This Review contains spoilers.
“In the end, it’s about enriching the lives of those who will read your work, and enriching your own life, as well. It’s about getting up, getting well, and getting over. Getting happy, okay? Getting happy.”
Published: 2012, by Hodder & Stoughton.
Genre: Nonfiction, Language, Writing, Autobiography, Memoir, Biography
Contains: Strong language, descriptions of trauma.
‘On Writing’ is part memoir and part advice on the world of writing. Split into separate sections, ‘On Writing’ allowed King to guide readers through various important factors necessary to be a good writer. C.V. is his story of how he became a writer, Toolbox is a metaphor regarding a Writer’s Toolkit of essential techniques, On Writing educates on the elements of what makes a good story, and, finally, On Living: A Postscript is how Stephen King grew as a writer after a traumatic accident.
I began reading this book after seeing it on a recommended reading list for my University dissertation, and admittedly I was a little skeptic to start. Like most books on writing, I was expecting three-hundred pages of boredom, or as King puts it – “…most books about writing are filled with bullshit.” (page xv) However, this is the most entertaining one I’ve read yet.
The first part of the book is full of entertaining anecdotes about his life, those which he claims are what made him a writer. He opens up about problems with illness as a child, to times where his Mother would buy his stories and always seem supportive of his goals.

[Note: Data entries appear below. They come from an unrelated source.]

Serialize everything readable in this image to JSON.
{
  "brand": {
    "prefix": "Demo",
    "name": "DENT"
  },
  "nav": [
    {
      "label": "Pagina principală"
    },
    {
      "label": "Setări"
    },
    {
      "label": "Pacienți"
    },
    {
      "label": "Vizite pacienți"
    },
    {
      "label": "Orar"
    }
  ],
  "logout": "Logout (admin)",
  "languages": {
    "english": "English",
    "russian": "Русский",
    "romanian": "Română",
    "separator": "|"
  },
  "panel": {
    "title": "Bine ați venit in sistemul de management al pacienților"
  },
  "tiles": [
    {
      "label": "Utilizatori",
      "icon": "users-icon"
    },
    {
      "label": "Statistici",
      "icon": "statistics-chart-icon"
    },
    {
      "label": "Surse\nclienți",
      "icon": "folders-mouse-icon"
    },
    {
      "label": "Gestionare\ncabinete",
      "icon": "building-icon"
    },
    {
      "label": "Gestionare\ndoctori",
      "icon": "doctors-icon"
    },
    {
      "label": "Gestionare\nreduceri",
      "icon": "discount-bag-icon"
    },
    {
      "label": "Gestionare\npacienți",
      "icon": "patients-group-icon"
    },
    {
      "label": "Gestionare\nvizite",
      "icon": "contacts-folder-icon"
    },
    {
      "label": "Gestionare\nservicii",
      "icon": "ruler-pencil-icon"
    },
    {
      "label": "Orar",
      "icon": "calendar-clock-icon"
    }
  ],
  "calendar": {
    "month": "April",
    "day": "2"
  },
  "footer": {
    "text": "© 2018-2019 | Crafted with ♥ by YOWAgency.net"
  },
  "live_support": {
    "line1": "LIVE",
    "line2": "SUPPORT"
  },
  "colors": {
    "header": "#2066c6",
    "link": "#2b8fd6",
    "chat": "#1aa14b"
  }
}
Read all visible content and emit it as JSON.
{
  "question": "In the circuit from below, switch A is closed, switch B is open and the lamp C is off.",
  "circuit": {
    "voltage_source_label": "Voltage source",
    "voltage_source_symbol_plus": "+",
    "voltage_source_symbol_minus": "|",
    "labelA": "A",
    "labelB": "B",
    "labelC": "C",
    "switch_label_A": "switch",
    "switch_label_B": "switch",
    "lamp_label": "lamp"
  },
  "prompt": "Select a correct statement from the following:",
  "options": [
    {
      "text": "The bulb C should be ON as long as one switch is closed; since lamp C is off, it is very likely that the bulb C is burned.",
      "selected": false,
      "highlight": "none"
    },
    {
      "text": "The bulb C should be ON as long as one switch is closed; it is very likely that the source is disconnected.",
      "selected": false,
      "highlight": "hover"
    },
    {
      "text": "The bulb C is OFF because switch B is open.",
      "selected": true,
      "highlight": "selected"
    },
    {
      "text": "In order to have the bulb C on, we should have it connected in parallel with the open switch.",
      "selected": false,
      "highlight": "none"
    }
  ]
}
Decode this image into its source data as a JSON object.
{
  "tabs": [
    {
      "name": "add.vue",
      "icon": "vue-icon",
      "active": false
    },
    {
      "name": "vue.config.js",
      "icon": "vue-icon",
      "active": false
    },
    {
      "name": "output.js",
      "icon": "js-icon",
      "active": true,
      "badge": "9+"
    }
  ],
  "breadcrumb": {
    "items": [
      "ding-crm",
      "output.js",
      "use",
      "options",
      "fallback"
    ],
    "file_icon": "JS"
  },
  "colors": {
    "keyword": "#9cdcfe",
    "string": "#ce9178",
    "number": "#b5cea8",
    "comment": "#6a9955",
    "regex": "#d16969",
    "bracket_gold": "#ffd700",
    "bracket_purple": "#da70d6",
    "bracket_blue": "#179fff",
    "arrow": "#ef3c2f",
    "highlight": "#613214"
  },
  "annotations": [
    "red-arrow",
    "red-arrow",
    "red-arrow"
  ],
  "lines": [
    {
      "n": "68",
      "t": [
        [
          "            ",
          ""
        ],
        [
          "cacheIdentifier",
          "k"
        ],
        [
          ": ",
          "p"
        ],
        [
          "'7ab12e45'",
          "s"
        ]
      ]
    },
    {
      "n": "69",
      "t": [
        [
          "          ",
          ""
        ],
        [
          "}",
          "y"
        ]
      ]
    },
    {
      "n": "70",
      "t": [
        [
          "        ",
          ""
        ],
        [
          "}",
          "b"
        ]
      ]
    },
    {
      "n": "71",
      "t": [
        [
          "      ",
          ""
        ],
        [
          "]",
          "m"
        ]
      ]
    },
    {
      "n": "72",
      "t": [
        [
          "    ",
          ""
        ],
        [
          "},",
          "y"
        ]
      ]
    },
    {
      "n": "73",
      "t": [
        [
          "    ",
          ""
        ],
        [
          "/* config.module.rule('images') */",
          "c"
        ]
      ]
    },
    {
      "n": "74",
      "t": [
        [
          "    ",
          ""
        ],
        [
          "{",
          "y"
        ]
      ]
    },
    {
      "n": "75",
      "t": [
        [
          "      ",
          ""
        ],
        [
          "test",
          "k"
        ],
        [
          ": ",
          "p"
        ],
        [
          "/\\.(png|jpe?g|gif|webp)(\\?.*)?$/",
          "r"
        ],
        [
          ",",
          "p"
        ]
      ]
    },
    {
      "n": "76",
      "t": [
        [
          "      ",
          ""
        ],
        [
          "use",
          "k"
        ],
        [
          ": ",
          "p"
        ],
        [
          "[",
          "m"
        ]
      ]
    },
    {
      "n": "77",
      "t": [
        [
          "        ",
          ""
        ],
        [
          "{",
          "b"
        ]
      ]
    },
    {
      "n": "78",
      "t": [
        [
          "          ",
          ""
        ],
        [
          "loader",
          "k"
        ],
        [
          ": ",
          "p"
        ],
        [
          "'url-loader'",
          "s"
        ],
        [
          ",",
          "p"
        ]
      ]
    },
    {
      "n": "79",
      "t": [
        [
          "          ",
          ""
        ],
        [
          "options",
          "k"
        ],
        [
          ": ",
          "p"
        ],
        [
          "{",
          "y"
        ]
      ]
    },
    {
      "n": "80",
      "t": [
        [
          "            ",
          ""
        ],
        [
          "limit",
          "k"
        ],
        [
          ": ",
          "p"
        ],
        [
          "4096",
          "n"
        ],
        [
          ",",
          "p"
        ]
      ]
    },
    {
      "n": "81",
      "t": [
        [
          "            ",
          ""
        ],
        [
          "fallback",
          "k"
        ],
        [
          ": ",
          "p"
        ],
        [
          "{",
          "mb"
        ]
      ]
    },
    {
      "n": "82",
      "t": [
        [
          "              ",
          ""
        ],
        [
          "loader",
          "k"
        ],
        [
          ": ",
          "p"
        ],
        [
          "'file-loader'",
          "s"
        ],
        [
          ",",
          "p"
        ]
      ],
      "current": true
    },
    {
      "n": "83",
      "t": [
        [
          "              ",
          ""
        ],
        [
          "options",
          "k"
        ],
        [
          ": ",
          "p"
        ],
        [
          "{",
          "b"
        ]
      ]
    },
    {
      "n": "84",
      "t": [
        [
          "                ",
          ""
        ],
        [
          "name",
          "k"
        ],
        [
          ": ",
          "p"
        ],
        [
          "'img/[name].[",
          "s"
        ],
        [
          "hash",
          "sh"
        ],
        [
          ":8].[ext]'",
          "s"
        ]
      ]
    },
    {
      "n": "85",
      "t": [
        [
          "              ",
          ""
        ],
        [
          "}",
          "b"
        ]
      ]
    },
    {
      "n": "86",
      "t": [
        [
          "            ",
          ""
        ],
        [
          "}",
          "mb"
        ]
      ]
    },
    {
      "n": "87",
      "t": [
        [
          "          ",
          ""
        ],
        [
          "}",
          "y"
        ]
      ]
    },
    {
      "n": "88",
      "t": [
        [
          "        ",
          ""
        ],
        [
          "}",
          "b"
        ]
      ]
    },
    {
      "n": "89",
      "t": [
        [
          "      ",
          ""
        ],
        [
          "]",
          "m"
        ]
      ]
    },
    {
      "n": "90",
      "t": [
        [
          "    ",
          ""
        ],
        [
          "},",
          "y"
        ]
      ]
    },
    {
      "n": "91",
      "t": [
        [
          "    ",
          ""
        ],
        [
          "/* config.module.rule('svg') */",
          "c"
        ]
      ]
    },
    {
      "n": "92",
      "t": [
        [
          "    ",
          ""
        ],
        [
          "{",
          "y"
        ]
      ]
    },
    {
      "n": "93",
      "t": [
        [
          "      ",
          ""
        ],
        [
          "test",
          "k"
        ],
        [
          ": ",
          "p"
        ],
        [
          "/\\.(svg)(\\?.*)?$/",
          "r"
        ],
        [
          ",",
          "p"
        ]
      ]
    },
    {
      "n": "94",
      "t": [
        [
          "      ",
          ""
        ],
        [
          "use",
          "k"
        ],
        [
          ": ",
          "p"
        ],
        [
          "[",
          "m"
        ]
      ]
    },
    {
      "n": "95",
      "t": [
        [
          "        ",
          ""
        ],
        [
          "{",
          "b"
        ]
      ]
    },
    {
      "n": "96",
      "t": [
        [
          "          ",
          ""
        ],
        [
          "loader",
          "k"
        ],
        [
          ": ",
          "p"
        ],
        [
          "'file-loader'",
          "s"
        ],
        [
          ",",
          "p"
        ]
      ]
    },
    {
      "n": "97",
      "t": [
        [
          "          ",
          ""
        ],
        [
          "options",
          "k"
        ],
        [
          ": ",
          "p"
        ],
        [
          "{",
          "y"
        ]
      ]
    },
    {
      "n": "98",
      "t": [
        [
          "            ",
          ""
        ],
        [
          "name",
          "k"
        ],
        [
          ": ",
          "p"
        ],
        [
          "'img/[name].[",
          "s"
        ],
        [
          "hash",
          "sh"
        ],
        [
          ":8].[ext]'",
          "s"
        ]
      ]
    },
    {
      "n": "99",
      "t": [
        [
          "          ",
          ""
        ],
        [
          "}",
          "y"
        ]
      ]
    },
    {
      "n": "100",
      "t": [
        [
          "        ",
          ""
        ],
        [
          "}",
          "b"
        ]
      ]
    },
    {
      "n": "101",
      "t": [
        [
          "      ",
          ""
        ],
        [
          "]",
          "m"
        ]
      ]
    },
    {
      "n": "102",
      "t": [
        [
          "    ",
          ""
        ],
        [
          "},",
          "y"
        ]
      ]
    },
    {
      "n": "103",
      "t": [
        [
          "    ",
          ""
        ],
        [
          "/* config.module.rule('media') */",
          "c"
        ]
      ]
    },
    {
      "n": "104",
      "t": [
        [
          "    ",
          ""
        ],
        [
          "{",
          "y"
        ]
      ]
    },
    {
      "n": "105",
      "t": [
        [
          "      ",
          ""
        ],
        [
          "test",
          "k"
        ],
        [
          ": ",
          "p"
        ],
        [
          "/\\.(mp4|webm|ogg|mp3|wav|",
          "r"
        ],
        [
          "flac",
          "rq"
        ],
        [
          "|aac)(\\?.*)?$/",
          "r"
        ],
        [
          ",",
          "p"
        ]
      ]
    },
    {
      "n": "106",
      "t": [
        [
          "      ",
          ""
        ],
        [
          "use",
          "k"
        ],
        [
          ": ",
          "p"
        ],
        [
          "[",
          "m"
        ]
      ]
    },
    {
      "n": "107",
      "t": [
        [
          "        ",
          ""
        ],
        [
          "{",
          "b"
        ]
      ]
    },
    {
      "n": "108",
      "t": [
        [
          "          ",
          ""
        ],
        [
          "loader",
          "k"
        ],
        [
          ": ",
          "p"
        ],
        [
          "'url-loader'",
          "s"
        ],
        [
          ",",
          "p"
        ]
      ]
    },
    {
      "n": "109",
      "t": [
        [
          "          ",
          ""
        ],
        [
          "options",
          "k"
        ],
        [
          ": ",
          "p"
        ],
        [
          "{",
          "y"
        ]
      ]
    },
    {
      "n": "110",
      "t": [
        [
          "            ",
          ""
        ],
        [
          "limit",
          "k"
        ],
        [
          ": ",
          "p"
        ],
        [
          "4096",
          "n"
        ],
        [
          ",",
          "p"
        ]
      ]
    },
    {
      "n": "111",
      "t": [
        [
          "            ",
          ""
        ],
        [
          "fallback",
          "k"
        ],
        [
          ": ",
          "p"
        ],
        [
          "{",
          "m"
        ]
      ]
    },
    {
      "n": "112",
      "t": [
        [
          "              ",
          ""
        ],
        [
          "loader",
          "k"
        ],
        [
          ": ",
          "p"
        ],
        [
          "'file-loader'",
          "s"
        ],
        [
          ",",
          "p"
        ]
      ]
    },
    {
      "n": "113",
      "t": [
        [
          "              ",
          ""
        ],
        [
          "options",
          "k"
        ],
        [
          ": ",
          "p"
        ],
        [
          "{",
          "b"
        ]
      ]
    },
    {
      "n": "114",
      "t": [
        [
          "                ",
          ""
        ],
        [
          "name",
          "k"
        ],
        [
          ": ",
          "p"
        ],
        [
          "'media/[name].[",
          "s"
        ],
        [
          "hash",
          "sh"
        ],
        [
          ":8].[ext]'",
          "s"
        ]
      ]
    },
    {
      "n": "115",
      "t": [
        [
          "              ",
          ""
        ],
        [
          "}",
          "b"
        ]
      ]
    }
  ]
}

As a writer myself, these moments in his life were inspiring to read, following through his life and insecurities until he feels comfortable with enough knowledge of the craft to write a whole book on it. Throughout the book there’s also multiple references to his work, especially Carrie, Salem’s’ Lot and Cujo, which have since urged me to pick them up and read more about the stories he’d talked so much about creating.
The second part of the book is where he discusses the craft of writing, yet doesn’t linger in too much detail. Unlike other books I’ve read there’s no overwhelming feeling whilst reading, King manages to educate the audience without making them feel like writing is completely hopeless, which is desperately appreciated after having read so many previous.
Finally, the third part returns to the memoir, yet is focused on a serious traffic accident leading to him nearly losing his life. The event itself is told in traumatic detail, which as a reader shows how much its held in his mind. Although, singling this moment out seems a little out of place to the rest of the book, it oddly works shows his recovery and passion for writing as he eventually returned to his work with the help of his wife.
Overall, ‘On Writing’ was an easy, entertaining read. I’m thankful for the pace of the advice, having left me content with my own work and appreciative of the insight into King’s life.